Iran is only a matter of months from being able to create a nuclear weapon, according to experts.
President Mahmoud Ahmadinejad, 54, has long been pushing his country’s nuclear capabilities, and at the current rate of uranium enrichment the first bomb could be eight weeks away.
Gregory S. Jones, from RAND, published a report this week explaining the severity of the situation and to confirm the fears expressed by a United Nations watchdog.
In spite of a number of set backs, says the researcher, the Iranian regime is back on track with their nuclear programme – and there is very little American, or the U.N. can do about it.
Jones based his report on recent findings by the International Atomic Energy Agency (IAEA) – their report was published two weeks ago.
Manufacturing the bomb will take about two months, Jones believes – as constructing a nuclear warhead is a complicated process.
In order to halt the process, Jones comments, forces will have to deploy ground forces – airstrikes will no longer be sufficient.
He believes that Tehran, the Iranian capital, has produced 38.3kg of uranium enriched at 19.7 per cent.
If its centrifuges continue to work at the current capacity, it will take around two months for the Iranian regime to produce the 20 kg of uranium enriched to 90 per cent required for the production of a nuclear warhead.
Meanwhile Yukiya Amano, director general of the 35-nation IAEA, made clear in a speech his growing frustration at the Islamic state’s failure to answer agency queries about its nuclear programme.
His remarks are likely to be welcomed by Western powers as a sign that he is gradually ratcheting up the pressure on Iran – but the hope is that he is not too late.
The U.S. and its allies accuse Iran of seeking to develop an atomic weapons capability.
Iran rejects the accusation, saying its nuclear programme is aimed at generating electricity so that it can export more of its oil and gas.
For several years, the IAEA has been investigating Western intelligence reports indicating Iran has coordinated efforts to process uranium, test explosives at high altitude and revamp a ballistic missile cone so it can take a nuclear warhead.

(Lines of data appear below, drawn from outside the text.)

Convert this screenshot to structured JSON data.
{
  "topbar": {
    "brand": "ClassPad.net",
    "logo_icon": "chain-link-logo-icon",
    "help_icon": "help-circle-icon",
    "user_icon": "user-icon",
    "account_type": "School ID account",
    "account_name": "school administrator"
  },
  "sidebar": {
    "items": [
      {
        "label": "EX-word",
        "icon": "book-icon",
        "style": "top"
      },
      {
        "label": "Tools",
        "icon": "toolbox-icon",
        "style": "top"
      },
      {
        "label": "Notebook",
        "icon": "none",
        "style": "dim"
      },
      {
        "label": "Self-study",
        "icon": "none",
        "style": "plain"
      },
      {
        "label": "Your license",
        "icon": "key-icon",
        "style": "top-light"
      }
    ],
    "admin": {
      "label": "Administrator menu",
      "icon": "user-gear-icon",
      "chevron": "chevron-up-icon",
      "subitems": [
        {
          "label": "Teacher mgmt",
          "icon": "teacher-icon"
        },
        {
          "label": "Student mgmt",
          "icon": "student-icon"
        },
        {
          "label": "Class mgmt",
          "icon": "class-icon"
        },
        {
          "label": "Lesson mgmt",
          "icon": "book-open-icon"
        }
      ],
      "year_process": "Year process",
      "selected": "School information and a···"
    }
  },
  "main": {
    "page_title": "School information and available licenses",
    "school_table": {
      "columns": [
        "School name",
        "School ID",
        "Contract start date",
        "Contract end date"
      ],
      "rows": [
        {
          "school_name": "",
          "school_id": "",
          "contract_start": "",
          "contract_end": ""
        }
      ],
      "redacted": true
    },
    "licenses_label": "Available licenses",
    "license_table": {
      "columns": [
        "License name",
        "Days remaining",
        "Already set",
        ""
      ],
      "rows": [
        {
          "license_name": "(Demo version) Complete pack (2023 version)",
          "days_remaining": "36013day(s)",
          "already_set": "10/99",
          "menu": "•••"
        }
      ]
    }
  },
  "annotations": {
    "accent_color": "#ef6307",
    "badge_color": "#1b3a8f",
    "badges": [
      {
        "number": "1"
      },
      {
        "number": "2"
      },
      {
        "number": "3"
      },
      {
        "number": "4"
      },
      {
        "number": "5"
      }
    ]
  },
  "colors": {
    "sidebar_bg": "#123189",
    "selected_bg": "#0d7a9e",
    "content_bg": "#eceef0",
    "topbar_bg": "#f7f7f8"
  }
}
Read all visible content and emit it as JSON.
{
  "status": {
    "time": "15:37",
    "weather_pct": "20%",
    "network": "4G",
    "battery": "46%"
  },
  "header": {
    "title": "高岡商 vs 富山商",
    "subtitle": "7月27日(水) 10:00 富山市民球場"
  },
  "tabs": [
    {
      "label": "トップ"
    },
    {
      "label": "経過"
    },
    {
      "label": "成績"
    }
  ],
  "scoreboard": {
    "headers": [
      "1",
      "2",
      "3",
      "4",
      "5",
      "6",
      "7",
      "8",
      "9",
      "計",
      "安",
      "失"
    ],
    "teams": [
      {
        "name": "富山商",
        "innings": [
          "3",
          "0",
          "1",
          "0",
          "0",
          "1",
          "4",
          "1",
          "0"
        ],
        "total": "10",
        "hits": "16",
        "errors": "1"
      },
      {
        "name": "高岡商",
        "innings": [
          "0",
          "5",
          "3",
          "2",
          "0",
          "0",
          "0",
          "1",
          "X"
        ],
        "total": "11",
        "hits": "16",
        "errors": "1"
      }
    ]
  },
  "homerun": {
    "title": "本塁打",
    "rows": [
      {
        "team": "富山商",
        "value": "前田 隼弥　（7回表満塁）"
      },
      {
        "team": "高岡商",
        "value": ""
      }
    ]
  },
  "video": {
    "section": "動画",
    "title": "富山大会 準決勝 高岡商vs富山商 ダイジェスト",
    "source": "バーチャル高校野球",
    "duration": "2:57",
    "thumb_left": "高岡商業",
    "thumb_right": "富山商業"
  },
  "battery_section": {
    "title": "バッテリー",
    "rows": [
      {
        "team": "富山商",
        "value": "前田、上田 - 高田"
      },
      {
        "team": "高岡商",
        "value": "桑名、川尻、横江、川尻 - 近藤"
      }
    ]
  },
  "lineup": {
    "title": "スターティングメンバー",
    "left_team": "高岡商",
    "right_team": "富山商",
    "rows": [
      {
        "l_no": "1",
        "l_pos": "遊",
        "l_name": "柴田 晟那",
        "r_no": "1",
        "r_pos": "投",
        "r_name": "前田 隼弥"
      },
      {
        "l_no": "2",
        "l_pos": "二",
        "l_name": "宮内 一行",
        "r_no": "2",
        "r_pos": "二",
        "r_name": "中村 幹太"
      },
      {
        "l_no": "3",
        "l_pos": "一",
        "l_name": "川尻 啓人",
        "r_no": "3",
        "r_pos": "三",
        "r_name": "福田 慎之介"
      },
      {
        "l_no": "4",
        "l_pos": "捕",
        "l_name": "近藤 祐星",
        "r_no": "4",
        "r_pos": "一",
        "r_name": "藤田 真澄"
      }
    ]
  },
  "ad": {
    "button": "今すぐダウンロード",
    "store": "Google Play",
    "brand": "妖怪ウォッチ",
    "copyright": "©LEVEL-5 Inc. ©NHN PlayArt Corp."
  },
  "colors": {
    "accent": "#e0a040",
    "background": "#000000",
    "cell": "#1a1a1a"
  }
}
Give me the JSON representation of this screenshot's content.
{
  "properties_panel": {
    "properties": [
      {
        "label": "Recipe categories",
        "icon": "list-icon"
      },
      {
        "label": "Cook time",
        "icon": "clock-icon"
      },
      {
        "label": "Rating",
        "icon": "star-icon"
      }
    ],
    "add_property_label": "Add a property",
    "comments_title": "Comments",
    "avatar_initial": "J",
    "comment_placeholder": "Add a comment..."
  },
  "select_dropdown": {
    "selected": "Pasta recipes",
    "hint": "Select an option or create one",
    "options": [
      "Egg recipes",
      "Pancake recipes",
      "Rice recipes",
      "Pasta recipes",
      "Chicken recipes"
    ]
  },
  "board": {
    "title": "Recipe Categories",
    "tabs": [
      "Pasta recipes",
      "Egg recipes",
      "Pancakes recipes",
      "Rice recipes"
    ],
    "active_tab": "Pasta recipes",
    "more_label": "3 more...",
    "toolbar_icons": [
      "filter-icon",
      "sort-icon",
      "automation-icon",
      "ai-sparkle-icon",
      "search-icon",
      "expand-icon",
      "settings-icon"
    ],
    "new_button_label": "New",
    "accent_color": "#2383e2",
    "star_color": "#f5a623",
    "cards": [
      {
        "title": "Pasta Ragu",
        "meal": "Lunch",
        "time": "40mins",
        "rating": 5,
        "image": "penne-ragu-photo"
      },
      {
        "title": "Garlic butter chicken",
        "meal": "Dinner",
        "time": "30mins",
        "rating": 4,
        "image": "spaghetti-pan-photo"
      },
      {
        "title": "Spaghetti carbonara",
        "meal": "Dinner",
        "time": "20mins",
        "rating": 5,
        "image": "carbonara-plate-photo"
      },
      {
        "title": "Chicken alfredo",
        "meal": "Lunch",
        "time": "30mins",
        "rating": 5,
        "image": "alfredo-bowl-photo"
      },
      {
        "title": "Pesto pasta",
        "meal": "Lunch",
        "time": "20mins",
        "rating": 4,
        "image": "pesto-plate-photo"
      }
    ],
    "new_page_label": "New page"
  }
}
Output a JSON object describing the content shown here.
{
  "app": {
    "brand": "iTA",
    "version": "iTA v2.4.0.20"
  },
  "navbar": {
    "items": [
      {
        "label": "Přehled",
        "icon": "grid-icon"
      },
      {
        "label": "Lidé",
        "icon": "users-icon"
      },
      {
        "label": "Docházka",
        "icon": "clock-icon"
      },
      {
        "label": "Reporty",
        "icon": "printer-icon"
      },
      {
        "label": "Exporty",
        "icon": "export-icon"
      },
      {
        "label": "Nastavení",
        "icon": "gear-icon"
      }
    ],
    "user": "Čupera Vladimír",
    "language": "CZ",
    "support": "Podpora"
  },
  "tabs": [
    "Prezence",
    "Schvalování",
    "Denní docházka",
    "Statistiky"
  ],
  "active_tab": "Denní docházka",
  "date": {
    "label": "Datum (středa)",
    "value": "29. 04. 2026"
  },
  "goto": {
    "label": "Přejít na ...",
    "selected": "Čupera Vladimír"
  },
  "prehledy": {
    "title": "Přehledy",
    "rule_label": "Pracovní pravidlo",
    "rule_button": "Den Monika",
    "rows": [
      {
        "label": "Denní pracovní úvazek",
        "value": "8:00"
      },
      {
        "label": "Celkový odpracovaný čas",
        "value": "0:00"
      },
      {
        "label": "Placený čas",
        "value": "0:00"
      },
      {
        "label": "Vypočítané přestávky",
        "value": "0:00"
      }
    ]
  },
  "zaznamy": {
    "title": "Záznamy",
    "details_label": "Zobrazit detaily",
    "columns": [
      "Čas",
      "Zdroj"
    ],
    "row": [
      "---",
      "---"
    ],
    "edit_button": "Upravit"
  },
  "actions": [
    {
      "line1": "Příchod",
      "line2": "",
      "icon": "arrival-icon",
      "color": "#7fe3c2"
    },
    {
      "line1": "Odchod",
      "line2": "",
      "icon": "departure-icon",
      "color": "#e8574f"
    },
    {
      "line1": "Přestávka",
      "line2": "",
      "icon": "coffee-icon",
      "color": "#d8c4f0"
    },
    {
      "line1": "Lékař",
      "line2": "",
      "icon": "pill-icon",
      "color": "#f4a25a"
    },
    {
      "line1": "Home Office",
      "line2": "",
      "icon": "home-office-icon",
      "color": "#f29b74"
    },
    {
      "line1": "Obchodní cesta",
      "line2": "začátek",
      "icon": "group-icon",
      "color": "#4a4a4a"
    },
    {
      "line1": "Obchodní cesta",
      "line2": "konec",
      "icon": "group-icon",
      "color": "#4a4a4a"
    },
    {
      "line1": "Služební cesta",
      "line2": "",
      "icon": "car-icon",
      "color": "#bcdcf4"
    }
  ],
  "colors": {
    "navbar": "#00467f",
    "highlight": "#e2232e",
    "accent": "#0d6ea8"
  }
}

Western diplomats believe Amano is in effect warning Tehran to co-operate or face a possible assessment by the IAEA on the likelihood it has conducted nuclear activity with possible military aspects.
Such an assessment could lend weight to any renewed Western push to tighten sanctions on the major oil producer.
Amano said the U.N. agency had received ‘further information related to possible past or current undisclosed nuclear-related activities that seem to point to the existence of possible military dimensions to Iran’s nuclear programme’.
The Japanese later told a news conference, without disclosing the source of the information: ‘The activities in Iran related to the possible military dimension seem to have been continued until quite recently.’
Iran’s refusal to halt uranium enrichment, activity which can have both civilian and military uses, has drawn four rounds of U.N. sanctions since 2006.
Amano said he had written last month to the head of Iran’s Atomic Energy Organisation, Fereydoun Abbasi-Davani, to reiterate ‘the agency’s concerns about the existence of possible military dimensions’.
He had also asked for Iran to ‘provide prompt access’ to locations, equipment, documentation and officials to help resolve the agency’s queries.
Abbasi-Davani replied and said U.N. sanctions resolutions against his country were ‘illegal and unacceptable’.
Iran was ‘not providing the necessary cooperation to enable the agency to provide credible assurance about the absence of undeclared nuclear material and activities in Iran’, Amano said.
‘I urge Iran to take steps towards the full implementation of all relevant obligations in order to establish international confidence in the exclusively peaceful nature of its nuclear programme,’ he added.